Australian cricketer Phillip Hughes died Thursday from a "catastrophic" injury to his head, two days after being struck by a delivery during a match.

Australia captain Michael Clarke, trying to compose himself several times, read a brief statement on behalf of Hughes' parents, brother and sister at a news conference at St. Vincent's Hospital that was broadcast live around Australia.

"We're devastated by the loss of our much-loved son and brother Phillip. Cricket was Phillip's life, and we as a family shared that love of the game with him ... We love you," Clarke read, holding back tears before leaving the room.

Hughes was wearing a helmet Tuesday when he was hit after attempting to hook a short-pitch ball from New South Wales fast bowler Sean Abbott.

Dr. Tony Grabs, a surgeon and director of trauma services who treated Hughes at St. Vincent's, said the 25-year-old cricketer had died from a rare injury — there have been only 100 documented cases of vertebral artery dissection — which resulted in severe bleeding on his brain.

"We did a CAT scan of the head to determine what we could do," Grabs said. "This occurred very early and it was recognized we had to make an intervention to help get the pressure down in the brain. He had extensive surgery to remove some of the skull from around his brain to help allow the brain to expand so it wasn't compressed."

Australian team doctor Peter Brukner said Hughes' recovery did not go as hoped.

"Over a period of the first 24 to 48 hours he did not make very much improvement and unfortunately, as a consequence of the injury, he died," Brukner said.

Cricket Australia chief executive James Sutherland said Hughes was immensely talented and dearly loved: "Without doubt, he was a rising star whose best cricket was still ahead of him."

"The word tragedy gets used too often in sport, but this freak accident is real life tragedy," Sutherland said. "Just days short of his 26th birthday, Phillip has been taken away from us too soon. He will forever be remembered as one of the elite few to have worn the baggy green cap, cap number 408."

Also at the news conference, doctors said Hughes was in the care of two specialist doctors before an ambulance and paramedics arrived at the Sydney Cricket Ground, making their delayed response less relevant, Brukner said. It took two phone calls and 15 minutes for an ambulance to get to an unconscious Hughes.

"I think ambulance waiting time is really more relevant when the injured person is not being treated," Brukner said. "I think by any standard or observation, he was receiving excellent quality treatment. Hence, he arrived at the hospital in excellent condition."

Brukner announced the death earlier Thursday in a statement, saying Hughes never regained consciousness. The statement was issued shortly after Australian opener David Warner, one of the first players to help Hughes when he collapsed on the field, had left the hospital in tears.

Hughes' mother and sister were at the match when he was he was hurt, and kept vigil at the hospital. Clarke, a close friend, was among dozens of former and current teammates and stars of the game who visited the hospital to offer their support.

Prime Minister Tony Abbott described Hughes as a "young man living out his dream," adding "it's a very sad day for cricket and a heartbreaking day for his family."

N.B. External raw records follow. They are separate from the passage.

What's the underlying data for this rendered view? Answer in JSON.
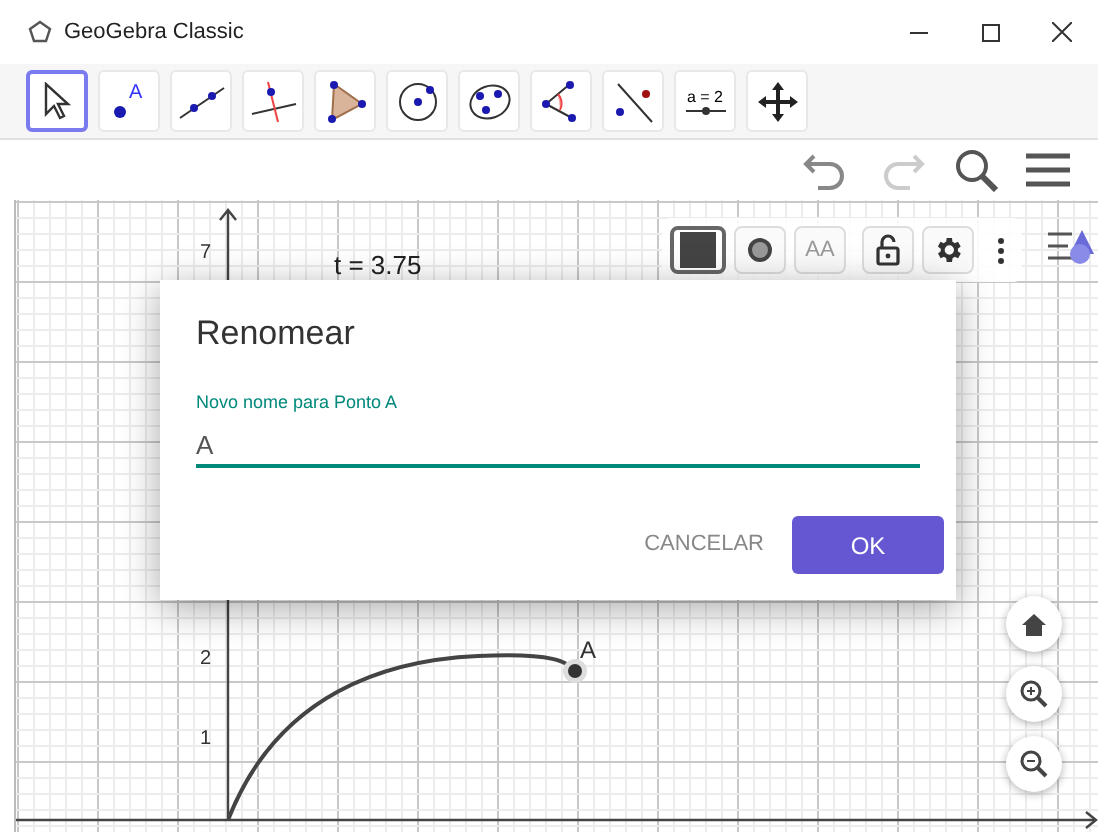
{
  "window": {
    "title": "GeoGebra Classic"
  },
  "toolbar": {
    "tools": [
      {
        "selected": true
      },
      {
        "selected": false,
        "point_label": "A"
      },
      {
        "selected": false
      },
      {
        "selected": false
      },
      {
        "selected": false
      },
      {
        "selected": false
      },
      {
        "selected": false
      },
      {
        "selected": false
      },
      {
        "selected": false
      },
      {
        "selected": false,
        "label": "a = 2"
      },
      {
        "selected": false
      }
    ]
  },
  "graphics": {
    "y_axis_labels": [
      "7",
      "2",
      "1"
    ],
    "text": "t = 3.75",
    "point_label": "A",
    "style_bar": [
      {
        "kind": "color",
        "selected": true
      },
      {
        "kind": "point",
        "selected": false
      },
      {
        "kind": "text",
        "label": "AA",
        "selected": false
      },
      {
        "kind": "lock",
        "selected": false
      },
      {
        "kind": "settings",
        "selected": false
      },
      {
        "kind": "more",
        "selected": false
      }
    ]
  },
  "dialog": {
    "title": "Renomear",
    "field_label": "Novo nome para Ponto A",
    "value": "A",
    "buttons": [
      {
        "kind": "text",
        "label": "CANCELAR"
      },
      {
        "kind": "primary",
        "label": "OK"
      }
    ]
  }
}
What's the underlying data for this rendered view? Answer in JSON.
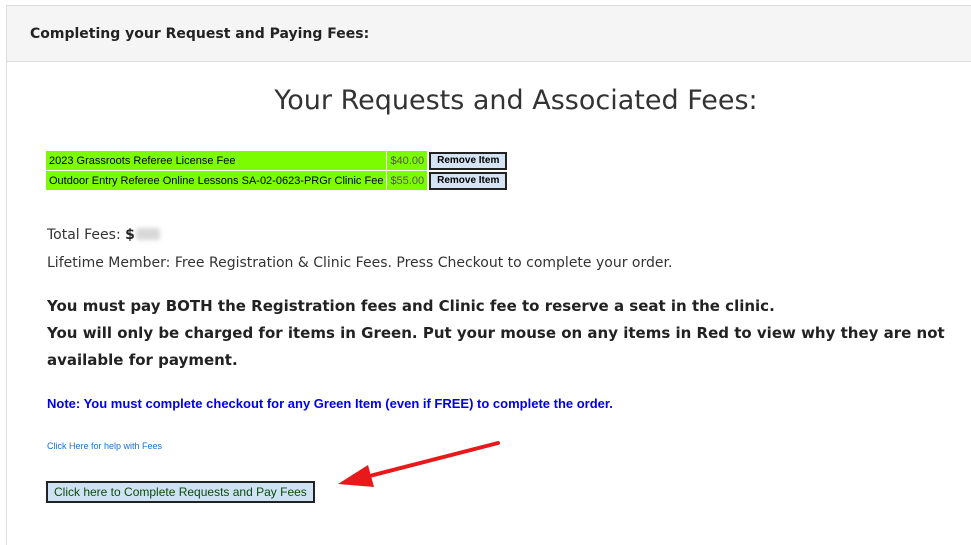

Messages of support poured in from all around the world after Hughes stumbled, leaned over and then collapsed after being hit behind the left ear when he mis-timed a short-pitch delivery while batting for South Australia against New South Wales in a Sheffield Shield match.

Deaths are rare in cricket, although Hughes is the second player in two years to sustain a fatal blow.

Darryn Randall, who was 32 and a former first-class player in South Africa, was killed after being struck on the side of the head during a Border Cricket Board Premier League match in the Eastern Cape last year.

At the Australian Open golf tournament not far from St. Vincent's, a large gallery following Adam Scott heard of Hughes' death and some wiped tears from their eyes.

Hughes played 26 test matches for Australia after making his debut in 2009, but despite a sparkling start to his international career at 19, he was not able to earn a regular spot in the starting lineup.

After making 75 in his first test innings against South Africa in Johannesburg, he posted centuries in each innings of his second test, becoming the youngest player ever to do that in test cricket. But he struggled on the subsequent tour of England and was in and out of the Australian team four more times. He was on the verge of another test recall when he was fatally struck.

The injury sparked debate about short-pitch bowling in the game.

Bouncers, where a fast bowler aims to push the batsman back toward the stumps with a ball that lands halfway down the pitch and rears up above chest or head height, are still a regular and acceptable part of the game.

The International Cricket Council revised its laws on short-pitch bowling in the early 1990s, putting restrictions on the number of short-pitch balls allowed per over to stamp out bowlers merely using the delivery to intimidate batsmen.

Sutherland said Sean Abbott was being counseled, had visited Hughes in the hospital and had been consoled by Clarke and members of Hughes' family.